• _Exercise objective_: The answer must be the full listing, word for word, with no pictures in it.

• _Data_:
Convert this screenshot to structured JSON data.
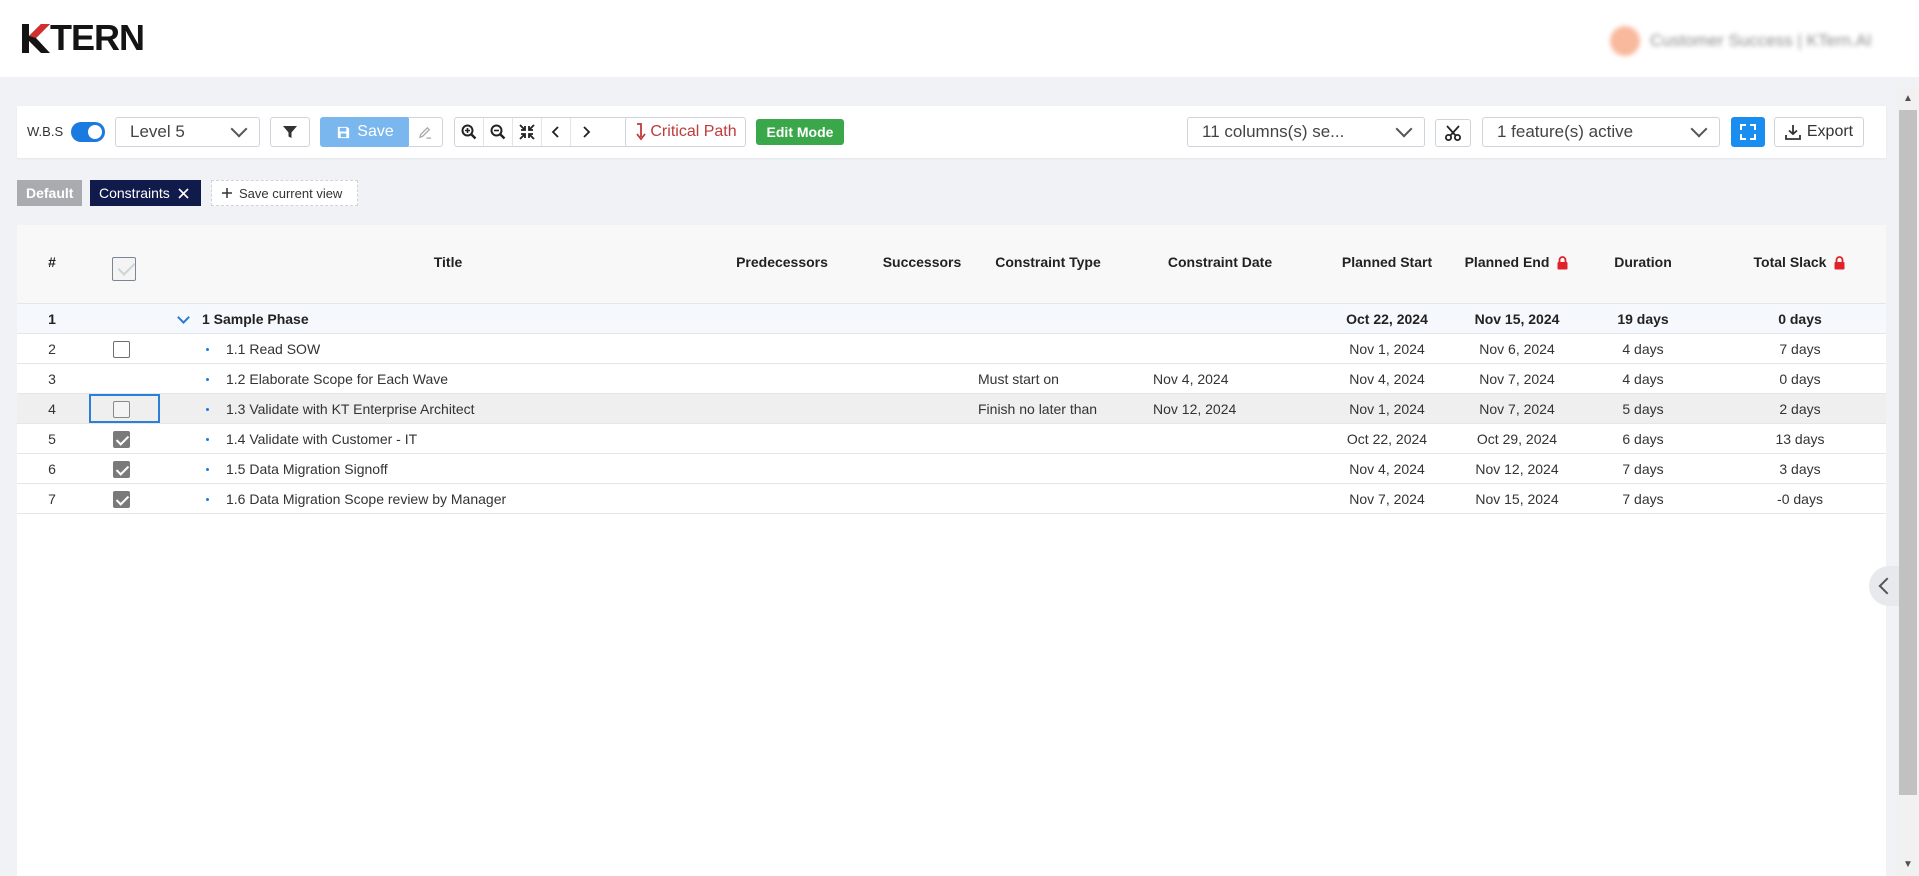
{
  "app": {
    "logo": "KTERN",
    "user_name": "Customer Success | KTern.AI"
  },
  "toolbar": {
    "wbs_label": "W.B.S",
    "level_select": "Level 5",
    "save_label": "Save",
    "critical_path_label": "Critical Path",
    "edit_mode_label": "Edit Mode",
    "columns_select": "11 columns(s) se...",
    "features_select": "1 feature(s) active",
    "export_label": "Export"
  },
  "views": {
    "default": "Default",
    "active": "Constraints",
    "save_current": "Save current view"
  },
  "grid": {
    "columns": [
      "#",
      "Title",
      "Predecessors",
      "Successors",
      "Constraint Type",
      "Constraint Date",
      "Planned Start",
      "Planned End",
      "Duration",
      "Total Slack"
    ],
    "rows": [
      {
        "num": "1",
        "title": "1 Sample Phase",
        "constraint_type": "",
        "constraint_date": "",
        "planned_start": "Oct 22, 2024",
        "planned_end": "Nov 15, 2024",
        "duration": "19 days",
        "total_slack": "0 days"
      },
      {
        "num": "2",
        "title": "1.1 Read SOW",
        "constraint_type": "",
        "constraint_date": "",
        "planned_start": "Nov 1, 2024",
        "planned_end": "Nov 6, 2024",
        "duration": "4 days",
        "total_slack": "7 days"
      },
      {
        "num": "3",
        "title": "1.2 Elaborate Scope for Each Wave",
        "constraint_type": "Must start on",
        "constraint_date": "Nov 4, 2024",
        "planned_start": "Nov 4, 2024",
        "planned_end": "Nov 7, 2024",
        "duration": "4 days",
        "total_slack": "0 days"
      },
      {
        "num": "4",
        "title": "1.3 Validate with KT Enterprise Architect",
        "constraint_type": "Finish no later than",
        "constraint_date": "Nov 12, 2024",
        "planned_start": "Nov 1, 2024",
        "planned_end": "Nov 7, 2024",
        "duration": "5 days",
        "total_slack": "2 days"
      },
      {
        "num": "5",
        "title": "1.4 Validate with Customer - IT",
        "constraint_type": "",
        "constraint_date": "",
        "planned_start": "Oct 22, 2024",
        "planned_end": "Oct 29, 2024",
        "duration": "6 days",
        "total_slack": "13 days"
      },
      {
        "num": "6",
        "title": "1.5 Data Migration Signoff",
        "constraint_type": "",
        "constraint_date": "",
        "planned_start": "Nov 4, 2024",
        "planned_end": "Nov 12, 2024",
        "duration": "7 days",
        "total_slack": "3 days"
      },
      {
        "num": "7",
        "title": "1.6 Data Migration Scope review by Manager",
        "constraint_type": "",
        "constraint_date": "",
        "planned_start": "Nov 7, 2024",
        "planned_end": "Nov 15, 2024",
        "duration": "7 days",
        "total_slack": "-0 days"
      }
    ]
  },
  "colors": {
    "accent": "#1b7ae0",
    "critical": "#c13a3a",
    "edit_mode": "#3aa84a",
    "active_view": "#101a4b",
    "lock": "#e0222a"
  },
  "icons": [
    "filter-icon",
    "save-icon",
    "edit-icon",
    "zoom-in-icon",
    "zoom-out-icon",
    "collapse-icon",
    "chevron-left-icon",
    "chevron-right-icon",
    "critical-path-icon",
    "scissors-icon",
    "fullscreen-icon",
    "download-icon",
    "lock-icon",
    "close-icon",
    "plus-icon"
  ]
}
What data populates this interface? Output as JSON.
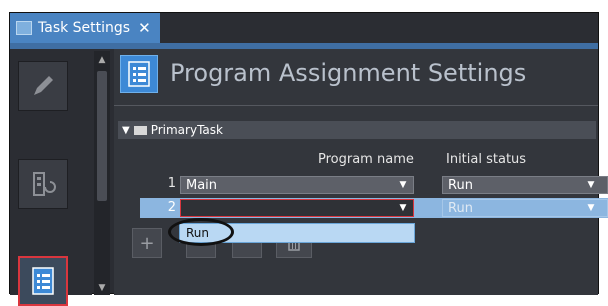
{
  "tab": {
    "title": "Task Settings",
    "close": "✕"
  },
  "page": {
    "title": "Program Assignment Settings"
  },
  "group": {
    "name": "PrimaryTask"
  },
  "columns": {
    "program_name": "Program name",
    "initial_status": "Initial status"
  },
  "rows": [
    {
      "num": "1",
      "program": "Main",
      "status": "Run"
    },
    {
      "num": "2",
      "program": "",
      "status": "Run"
    }
  ],
  "dropdown": {
    "option": "Run"
  },
  "toolbar": {
    "add": "+"
  },
  "colors": {
    "accent": "#4a84c2",
    "highlight": "#d9363e",
    "selected_row": "#8cb6e0"
  }
}
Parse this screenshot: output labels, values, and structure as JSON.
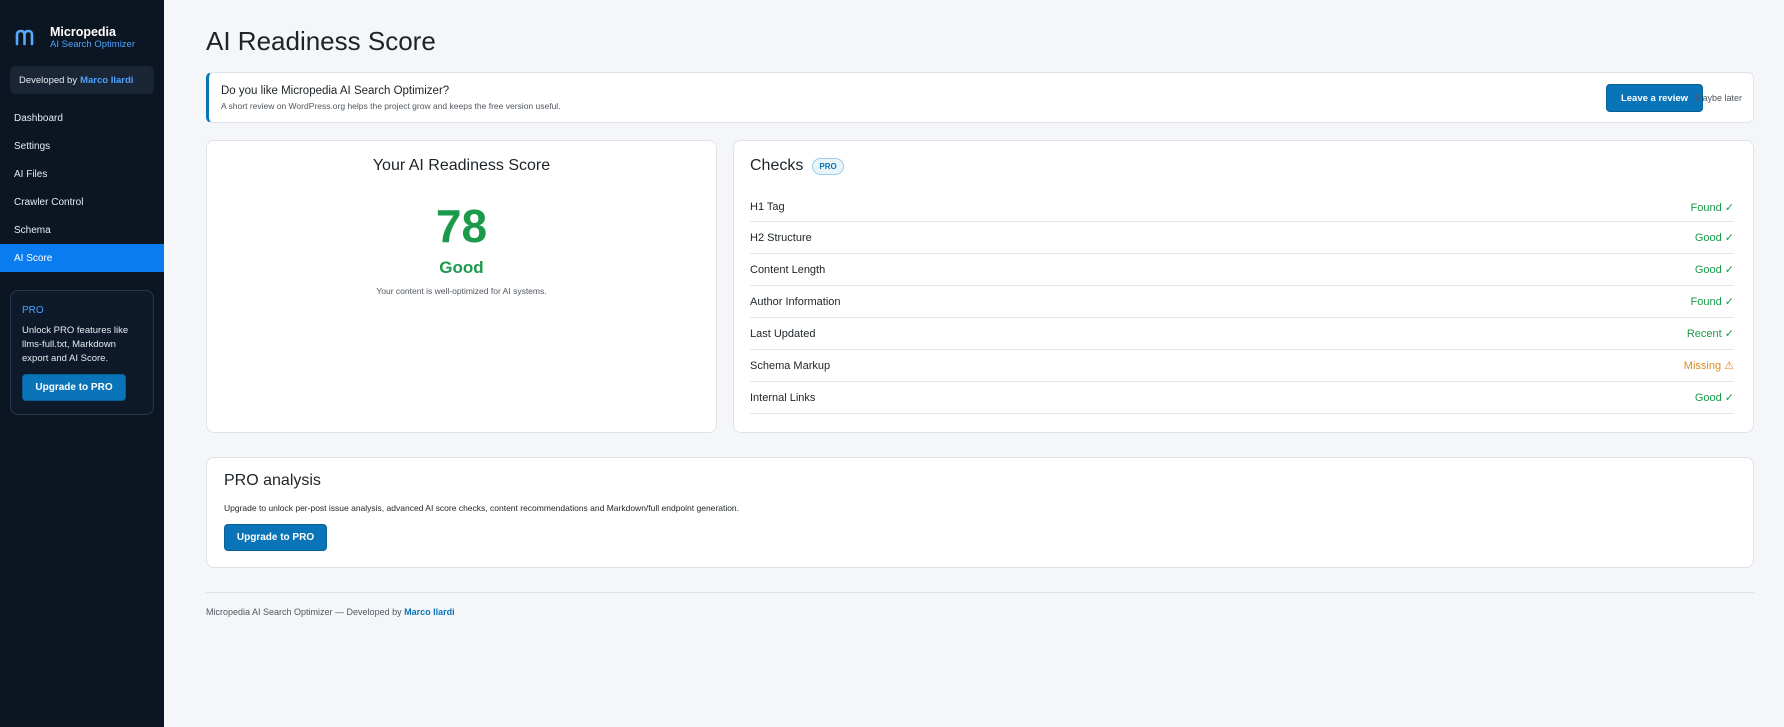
{
  "sidebar": {
    "brand": {
      "name": "Micropedia",
      "subtitle": "AI Search Optimizer",
      "logo_icon": "m-logo-icon"
    },
    "developed_by": {
      "prefix": "Developed by",
      "name": "Marco Ilardi"
    },
    "nav": [
      {
        "label": "Dashboard",
        "active": false
      },
      {
        "label": "Settings",
        "active": false
      },
      {
        "label": "AI Files",
        "active": false
      },
      {
        "label": "Crawler Control",
        "active": false
      },
      {
        "label": "Schema",
        "active": false
      },
      {
        "label": "AI Score",
        "active": true
      }
    ],
    "pro_card": {
      "title": "PRO",
      "text": "Unlock PRO features like llms-full.txt, Markdown export and AI Score.",
      "button": "Upgrade to PRO"
    }
  },
  "page": {
    "title": "AI Readiness Score"
  },
  "notice": {
    "title": "Do you like Micropedia AI Search Optimizer?",
    "text": "A short review on WordPress.org helps the project grow and keeps the free version useful.",
    "review_button": "Leave a review",
    "later_link": "Maybe later"
  },
  "score": {
    "title": "Your AI Readiness Score",
    "value": "78",
    "label": "Good",
    "description": "Your content is well-optimized for AI systems."
  },
  "checks": {
    "title": "Checks",
    "badge": "PRO",
    "items": [
      {
        "name": "H1 Tag",
        "status": "Found ✓",
        "level": "ok"
      },
      {
        "name": "H2 Structure",
        "status": "Good ✓",
        "level": "ok"
      },
      {
        "name": "Content Length",
        "status": "Good ✓",
        "level": "ok"
      },
      {
        "name": "Author Information",
        "status": "Found ✓",
        "level": "ok"
      },
      {
        "name": "Last Updated",
        "status": "Recent ✓",
        "level": "ok"
      },
      {
        "name": "Schema Markup",
        "status": "Missing ⚠",
        "level": "warn"
      },
      {
        "name": "Internal Links",
        "status": "Good ✓",
        "level": "ok"
      }
    ]
  },
  "pro_analysis": {
    "title": "PRO analysis",
    "text": "Upgrade to unlock per-post issue analysis, advanced AI score checks, content recommendations and Markdown/full endpoint generation.",
    "button": "Upgrade to PRO"
  },
  "footer": {
    "text": "Micropedia AI Search Optimizer — Developed by",
    "developer": "Marco Ilardi"
  },
  "colors": {
    "sidebar_bg": "#0c1623",
    "accent": "#0a74b8",
    "active_nav": "#0a7cf0",
    "success": "#1a9a4a",
    "warning": "#e08a1e"
  }
}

• _Completed exercise_:
Convert this screenshot to structured JSON data.
{
  "app": {
    "logo": "KTERN",
    "user_name": "Customer Success | KTern.AI"
  },
  "toolbar": {
    "wbs_label": "W.B.S",
    "level_select": "Level 5",
    "save_label": "Save",
    "critical_path_label": "Critical Path",
    "edit_mode_label": "Edit Mode",
    "columns_select": "11 columns(s) se...",
    "features_select": "1 feature(s) active",
    "export_label": "Export"
  },
  "views": {
    "default": "Default",
    "active": "Constraints",
    "save_current": "Save current view"
  },
  "grid": {
    "columns": [
      "#",
      "Title",
      "Predecessors",
      "Successors",
      "Constraint Type",
      "Constraint Date",
      "Planned Start",
      "Planned End",
      "Duration",
      "Total Slack"
    ],
    "rows": [
      {
        "num": "1",
        "title": "1 Sample Phase",
        "constraint_type": "",
        "constraint_date": "",
        "planned_start": "Oct 22, 2024",
        "planned_end": "Nov 15, 2024",
        "duration": "19 days",
        "total_slack": "0 days"
      },
      {
        "num": "2",
        "title": "1.1 Read SOW",
        "constraint_type": "",
        "constraint_date": "",
        "planned_start": "Nov 1, 2024",
        "planned_end": "Nov 6, 2024",
        "duration": "4 days",
        "total_slack": "7 days"
      },
      {
        "num": "3",
        "title": "1.2 Elaborate Scope for Each Wave",
        "constraint_type": "Must start on",
        "constraint_date": "Nov 4, 2024",
        "planned_start": "Nov 4, 2024",
        "planned_end": "Nov 7, 2024",
        "duration": "4 days",
        "total_slack": "0 days"
      },
      {
        "num": "4",
        "title": "1.3 Validate with KT Enterprise Architect",
        "constraint_type": "Finish no later than",
        "constraint_date": "Nov 12, 2024",
        "planned_start": "Nov 1, 2024",
        "planned_end": "Nov 7, 2024",
        "duration": "5 days",
        "total_slack": "2 days"
      },
      {
        "num": "5",
        "title": "1.4 Validate with Customer - IT",
        "constraint_type": "",
        "constraint_date": "",
        "planned_start": "Oct 22, 2024",
        "planned_end": "Oct 29, 2024",
        "duration": "6 days",
        "total_slack": "13 days"
      },
      {
        "num": "6",
        "title": "1.5 Data Migration Signoff",
        "constraint_type": "",
        "constraint_date": "",
        "planned_start": "Nov 4, 2024",
        "planned_end": "Nov 12, 2024",
        "duration": "7 days",
        "total_slack": "3 days"
      },
      {
        "num": "7",
        "title": "1.6 Data Migration Scope review by Manager",
        "constraint_type": "",
        "constraint_date": "",
        "planned_start": "Nov 7, 2024",
        "planned_end": "Nov 15, 2024",
        "duration": "7 days",
        "total_slack": "-0 days"
      }
    ]
  },
  "colors": {
    "accent": "#1b7ae0",
    "critical": "#c13a3a",
    "edit_mode": "#3aa84a",
    "active_view": "#101a4b",
    "lock": "#e0222a"
  },
  "icons": [
    "filter-icon",
    "save-icon",
    "edit-icon",
    "zoom-in-icon",
    "zoom-out-icon",
    "collapse-icon",
    "chevron-left-icon",
    "chevron-right-icon",
    "critical-path-icon",
    "scissors-icon",
    "fullscreen-icon",
    "download-icon",
    "lock-icon",
    "close-icon",
    "plus-icon"
  ]
}
What data populates this interface? Output as JSON.
{
  "tab": {
    "title": "Task Settings",
    "close": "✕"
  },
  "page": {
    "title": "Program Assignment Settings"
  },
  "group": {
    "name": "PrimaryTask"
  },
  "columns": {
    "program_name": "Program name",
    "initial_status": "Initial status"
  },
  "rows": [
    {
      "num": "1",
      "program": "Main",
      "status": "Run"
    },
    {
      "num": "2",
      "program": "",
      "status": "Run"
    }
  ],
  "dropdown": {
    "option": "Run"
  },
  "toolbar": {
    "add": "+"
  },
  "colors": {
    "accent": "#4a84c2",
    "highlight": "#d9363e",
    "selected_row": "#8cb6e0"
  }
}
Parse this screenshot: output labels, values, and structure as JSON.
{
  "sidebar": {
    "brand": {
      "name": "Micropedia",
      "subtitle": "AI Search Optimizer",
      "logo_icon": "m-logo-icon"
    },
    "developed_by": {
      "prefix": "Developed by",
      "name": "Marco Ilardi"
    },
    "nav": [
      {
        "label": "Dashboard",
        "active": false
      },
      {
        "label": "Settings",
        "active": false
      },
      {
        "label": "AI Files",
        "active": false
      },
      {
        "label": "Crawler Control",
        "active": false
      },
      {
        "label": "Schema",
        "active": false
      },
      {
        "label": "AI Score",
        "active": true
      }
    ],
    "pro_card": {
      "title": "PRO",
      "text": "Unlock PRO features like llms-full.txt, Markdown export and AI Score.",
      "button": "Upgrade to PRO"
    }
  },
  "page": {
    "title": "AI Readiness Score"
  },
  "notice": {
    "title": "Do you like Micropedia AI Search Optimizer?",
    "text": "A short review on WordPress.org helps the project grow and keeps the free version useful.",
    "review_button": "Leave a review",
    "later_link": "Maybe later"
  },
  "score": {
    "title": "Your AI Readiness Score",
    "value": "78",
    "label": "Good",
    "description": "Your content is well-optimized for AI systems."
  },
  "checks": {
    "title": "Checks",
    "badge": "PRO",
    "items": [
      {
        "name": "H1 Tag",
        "status": "Found ✓",
        "level": "ok"
      },
      {
        "name": "H2 Structure",
        "status": "Good ✓",
        "level": "ok"
      },
      {
        "name": "Content Length",
        "status": "Good ✓",
        "level": "ok"
      },
      {
        "name": "Author Information",
        "status": "Found ✓",
        "level": "ok"
      },
      {
        "name": "Last Updated",
        "status": "Recent ✓",
        "level": "ok"
      },
      {
        "name": "Schema Markup",
        "status": "Missing ⚠",
        "level": "warn"
      },
      {
        "name": "Internal Links",
        "status": "Good ✓",
        "level": "ok"
      }
    ]
  },
  "pro_analysis": {
    "title": "PRO analysis",
    "text": "Upgrade to unlock per-post issue analysis, advanced AI score checks, content recommendations and Markdown/full endpoint generation.",
    "button": "Upgrade to PRO"
  },
  "footer": {
    "text": "Micropedia AI Search Optimizer — Developed by",
    "developer": "Marco Ilardi"
  },
  "colors": {
    "sidebar_bg": "#0c1623",
    "accent": "#0a74b8",
    "active_nav": "#0a7cf0",
    "success": "#1a9a4a",
    "warning": "#e08a1e"
  }
}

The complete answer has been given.